Cookworthy (1705 – 1780) was born in Kingsbridge into a Quaker family. When his father died in 1718 the young William was offered a free apprenticeship with the Bevan brothers, two Quaker apothecaries in London. Once he completed his apprenticeship Cookworthy was taken into the partnership.
Cookworthy moved to Plymouth and set up a Bevan and Cookworthy pharmacy which was so successful that he was soon able to bring his two brothers into the business and buy out Bevan. Cookworthy also became one of the leading Quakers in Devon and was elected an elder.

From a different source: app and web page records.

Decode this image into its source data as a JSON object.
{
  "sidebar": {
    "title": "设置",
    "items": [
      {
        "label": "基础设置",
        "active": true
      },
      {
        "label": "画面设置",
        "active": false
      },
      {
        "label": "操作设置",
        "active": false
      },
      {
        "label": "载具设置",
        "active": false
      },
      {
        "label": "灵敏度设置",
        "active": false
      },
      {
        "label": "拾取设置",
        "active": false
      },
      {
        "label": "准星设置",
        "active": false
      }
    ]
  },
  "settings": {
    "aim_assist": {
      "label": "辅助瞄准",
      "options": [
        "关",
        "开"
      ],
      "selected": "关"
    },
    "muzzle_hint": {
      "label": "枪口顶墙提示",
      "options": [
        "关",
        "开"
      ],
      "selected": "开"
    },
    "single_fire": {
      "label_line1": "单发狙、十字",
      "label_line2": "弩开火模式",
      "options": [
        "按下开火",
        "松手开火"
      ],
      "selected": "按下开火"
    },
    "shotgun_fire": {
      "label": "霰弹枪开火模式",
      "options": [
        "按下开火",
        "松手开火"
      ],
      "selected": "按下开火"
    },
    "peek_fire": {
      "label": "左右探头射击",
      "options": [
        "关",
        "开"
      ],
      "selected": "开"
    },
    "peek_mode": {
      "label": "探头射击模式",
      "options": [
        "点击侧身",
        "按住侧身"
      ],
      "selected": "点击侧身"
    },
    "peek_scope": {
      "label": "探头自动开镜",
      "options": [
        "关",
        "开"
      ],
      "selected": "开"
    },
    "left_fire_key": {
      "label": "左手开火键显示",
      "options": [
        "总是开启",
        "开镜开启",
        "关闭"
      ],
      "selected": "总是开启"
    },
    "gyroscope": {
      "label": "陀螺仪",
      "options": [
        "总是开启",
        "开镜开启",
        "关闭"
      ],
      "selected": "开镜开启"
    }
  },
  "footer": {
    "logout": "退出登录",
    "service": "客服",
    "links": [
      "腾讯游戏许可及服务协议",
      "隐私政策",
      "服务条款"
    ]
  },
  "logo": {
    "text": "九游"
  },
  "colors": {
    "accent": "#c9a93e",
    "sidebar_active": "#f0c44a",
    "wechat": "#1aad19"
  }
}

Cookworthy had many interests including chemistry. He read with interest the writings of a Jesuit missionary about the Chinese manufacture of fine translucent porcelain which was increasingly popular in Europe, but the process was a closely guarded secret. While travelling through Cornwall Cookworthy saw china clay and began experimenting with its use in the production of fine china.
In 1768 Cookworthy founded a factory in Plymouth to produce Plymouth Porcelain, similar to Chinese porcelain but using local materials. He also took out a patent for the use of Cornish china clay. Records show that the factory had 2 kilns located near Sutton Harbour and employed 40 – 60 people. Pieces of Plymouth porcelain would have been ‘must have’ items for the local aristocracy. It is likely that the pieces on display at Mount Edgcumbe date from the time of the 3rd Baron, George, who subsequently became the 1st Earl of Mount Edgcumbe.

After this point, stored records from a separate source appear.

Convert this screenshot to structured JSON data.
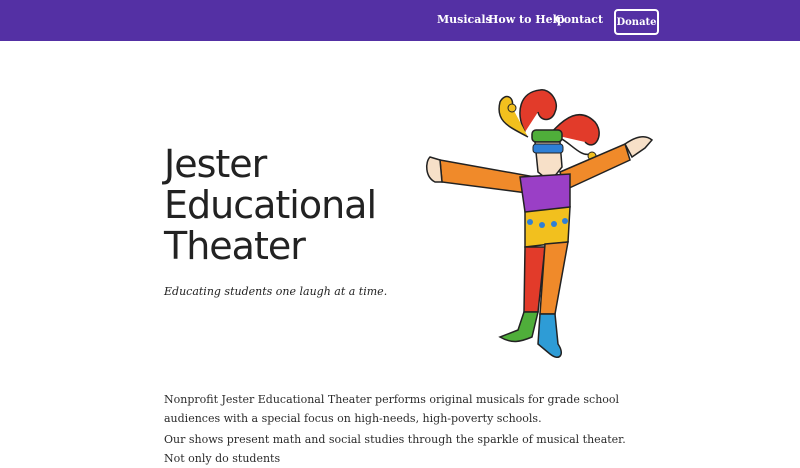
{
  "nav": {
    "items": [
      "Musicals",
      "How to Help",
      "Contact"
    ],
    "donate_label": "Donate"
  },
  "hero": {
    "title": "Jester Educational Theater",
    "tagline": "Educating students one laugh at a time."
  },
  "content": {
    "paragraph1": "Nonprofit Jester Educational Theater performs original musicals for grade school audiences with a special focus on high-needs, high-poverty schools.",
    "paragraph2": "Our shows present math and social studies through the sparkle of musical theater. Not only do students"
  },
  "colors": {
    "header": "#5430a4",
    "text": "#222222"
  },
  "icons": {
    "illustration": "jester-illustration"
  }
}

In 1770 Cookworthy moved his factory to Bristol. He sold his patent to Richard Chapman, a merchant, in 1773. Chapman was unable to renew the patent as his application was opposed by Wedgwood and other pottery manufacturers but he was granted rights for 14 years to use Cornish china clay for the manufacture of translucent porcelain.
Many early pieces of Plymouth porcelain were unmarked but later pieces were marked with the alchemical sign for tin. Pieces from the Bristol factory were often marked with the letter B. Cookworthy pieces include items for domestic use and decorative wares, including figures and animals.
“In 1768 Cookworthy founded a factory in Plymouth to produce Plymouth Porcelain, similar to Chinese porcelain but using local materials.”